Once the line containing "Output a JSON" is reached, copy it and every line after it exactly, to the end of the material, without pictures.

## INPUT RECORDS
╭──

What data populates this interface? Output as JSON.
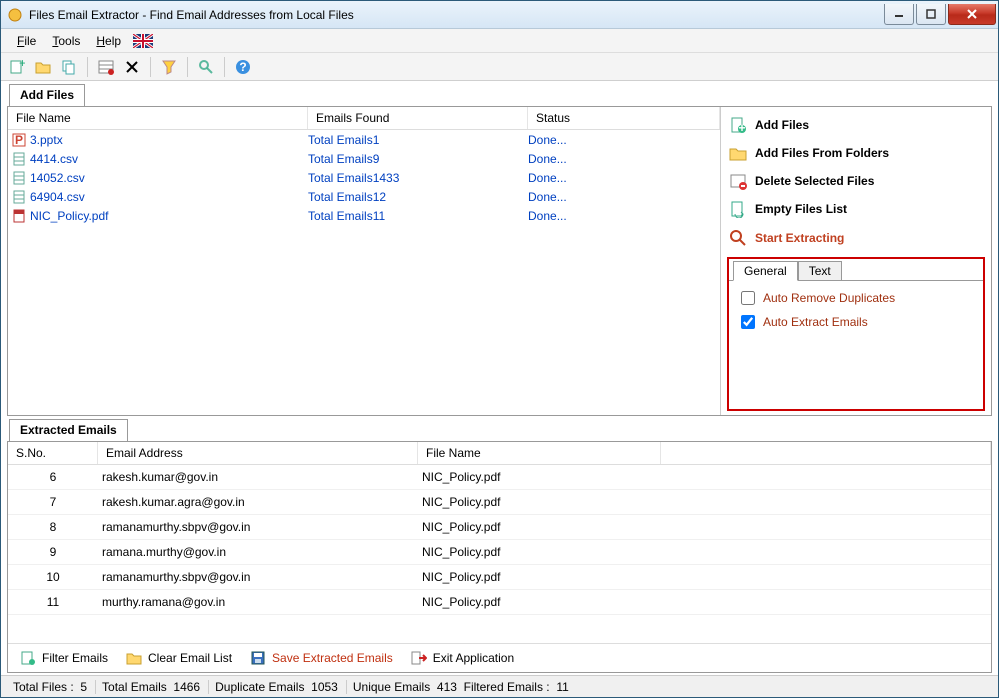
{
  "title": "Files Email Extractor -   Find Email Addresses from Local Files",
  "menu": {
    "file": "File",
    "tools": "Tools",
    "help": "Help"
  },
  "tabs": {
    "addfiles": "Add Files",
    "extracted": "Extracted Emails"
  },
  "file_headers": {
    "name": "File Name",
    "emails": "Emails Found",
    "status": "Status"
  },
  "files": [
    {
      "icon": "ppt",
      "name": "3.pptx",
      "emails": "Total Emails1",
      "status": "Done..."
    },
    {
      "icon": "csv",
      "name": "4414.csv",
      "emails": "Total Emails9",
      "status": "Done..."
    },
    {
      "icon": "csv",
      "name": "14052.csv",
      "emails": "Total Emails1433",
      "status": "Done..."
    },
    {
      "icon": "csv",
      "name": "64904.csv",
      "emails": "Total Emails12",
      "status": "Done..."
    },
    {
      "icon": "pdf",
      "name": "NIC_Policy.pdf",
      "emails": "Total Emails11",
      "status": "Done..."
    }
  ],
  "side": {
    "add_files": "Add Files",
    "add_from_folders": "Add Files From Folders",
    "delete_selected": "Delete Selected Files",
    "empty_list": "Empty Files List",
    "start_extracting": "Start Extracting"
  },
  "opt_tabs": {
    "general": "General",
    "text": "Text"
  },
  "options": {
    "auto_remove_dup": "Auto Remove Duplicates",
    "auto_extract": "Auto Extract Emails"
  },
  "email_headers": {
    "sno": "S.No.",
    "email": "Email Address",
    "file": "File Name"
  },
  "emails": [
    {
      "sno": "6",
      "email": "rakesh.kumar@gov.in",
      "file": "NIC_Policy.pdf"
    },
    {
      "sno": "7",
      "email": "rakesh.kumar.agra@gov.in",
      "file": "NIC_Policy.pdf"
    },
    {
      "sno": "8",
      "email": "ramanamurthy.sbpv@gov.in",
      "file": "NIC_Policy.pdf"
    },
    {
      "sno": "9",
      "email": "ramana.murthy@gov.in",
      "file": "NIC_Policy.pdf"
    },
    {
      "sno": "10",
      "email": "ramanamurthy.sbpv@gov.in",
      "file": "NIC_Policy.pdf"
    },
    {
      "sno": "11",
      "email": "murthy.ramana@gov.in",
      "file": "NIC_Policy.pdf"
    }
  ],
  "actions": {
    "filter": "Filter Emails",
    "clear": "Clear Email List",
    "save": "Save Extracted Emails",
    "exit": "Exit Application"
  },
  "status": {
    "total_files_lbl": "Total Files :",
    "total_files_val": "5",
    "total_emails_lbl": "Total Emails",
    "total_emails_val": "1466",
    "dup_lbl": "Duplicate Emails",
    "dup_val": "1053",
    "unique_lbl": "Unique Emails",
    "unique_val": "413",
    "filtered_lbl": "Filtered Emails :",
    "filtered_val": "11"
  }
}
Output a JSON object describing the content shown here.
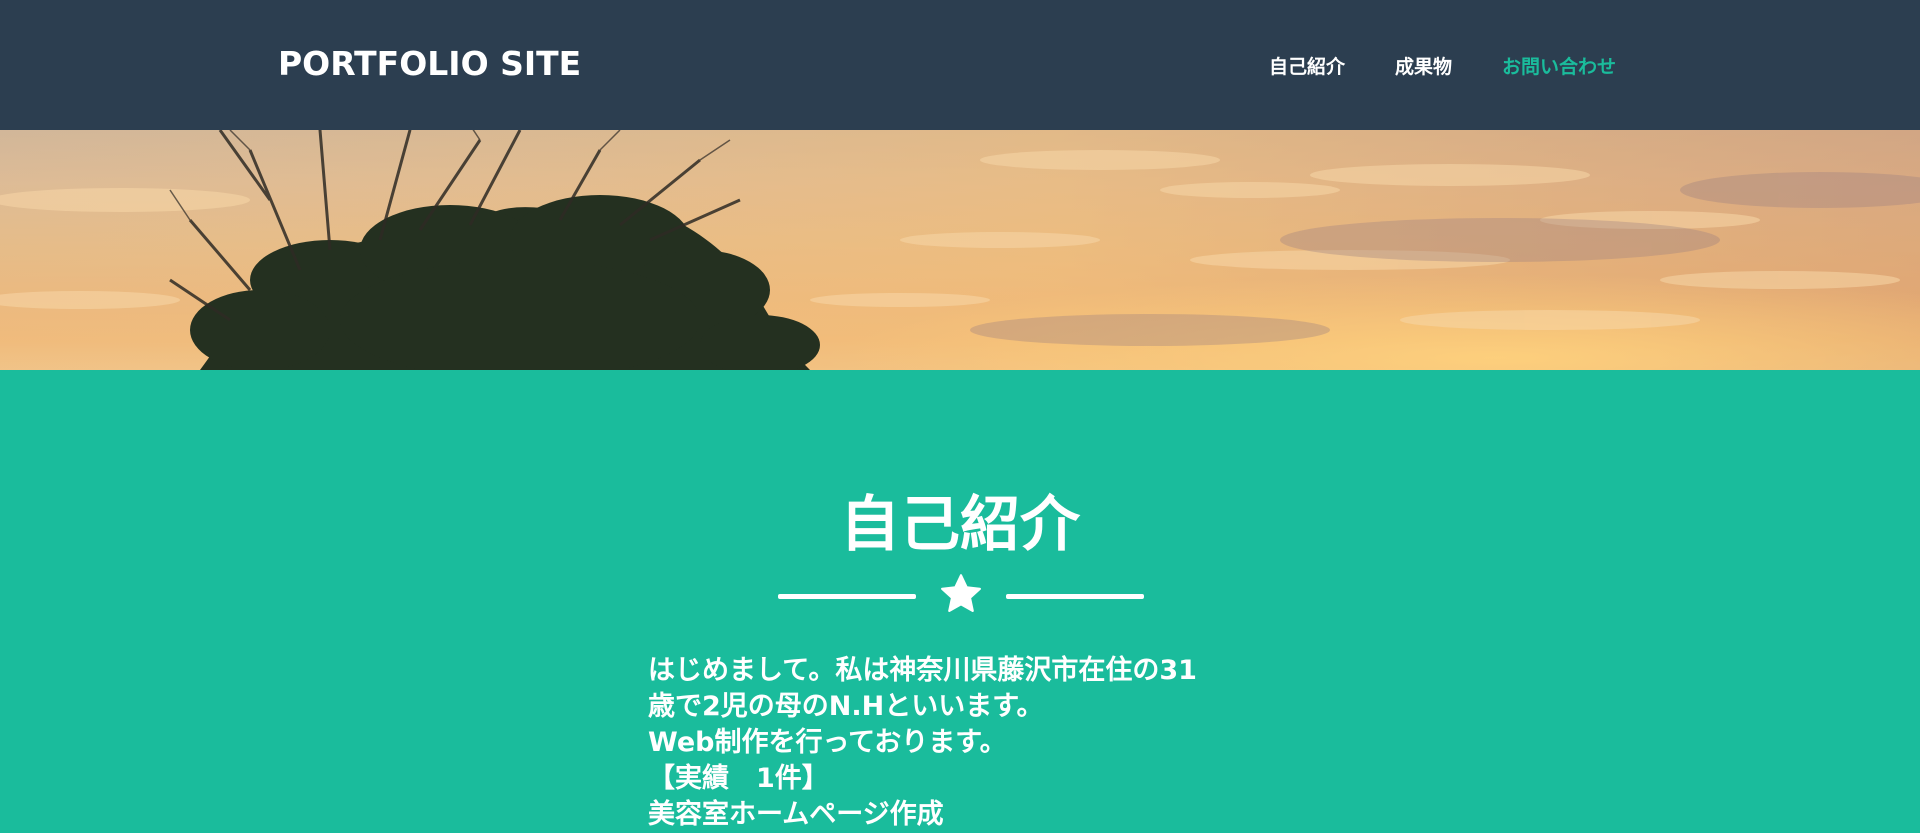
{
  "navbar": {
    "brand": "PORTFOLIO SITE",
    "links": [
      {
        "label": "自己紹介",
        "active": false
      },
      {
        "label": "成果物",
        "active": false
      },
      {
        "label": "お問い合わせ",
        "active": true
      }
    ]
  },
  "hero": {
    "image_description_icon": "sunset-tree-photo"
  },
  "about": {
    "title": "自己紹介",
    "divider_icon": "star-icon",
    "lines": [
      "はじめまして。私は神奈川県藤沢市在住の31",
      "歳で2児の母のN.Hといいます。",
      "Web制作を行っております。",
      "【実績　1件】",
      "美容室ホームページ作成"
    ]
  },
  "colors": {
    "navbar_bg": "#2c3e50",
    "accent": "#1abc9c",
    "text": "#ffffff"
  }
}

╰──

## EXERCISE SOLUTION
Output a JSON object describing the content shown here.
{
  "navbar": {
    "brand": "PORTFOLIO SITE",
    "links": [
      {
        "label": "自己紹介",
        "active": false
      },
      {
        "label": "成果物",
        "active": false
      },
      {
        "label": "お問い合わせ",
        "active": true
      }
    ]
  },
  "hero": {
    "image_description_icon": "sunset-tree-photo"
  },
  "about": {
    "title": "自己紹介",
    "divider_icon": "star-icon",
    "lines": [
      "はじめまして。私は神奈川県藤沢市在住の31",
      "歳で2児の母のN.Hといいます。",
      "Web制作を行っております。",
      "【実績　1件】",
      "美容室ホームページ作成"
    ]
  },
  "colors": {
    "navbar_bg": "#2c3e50",
    "accent": "#1abc9c",
    "text": "#ffffff"
  }
}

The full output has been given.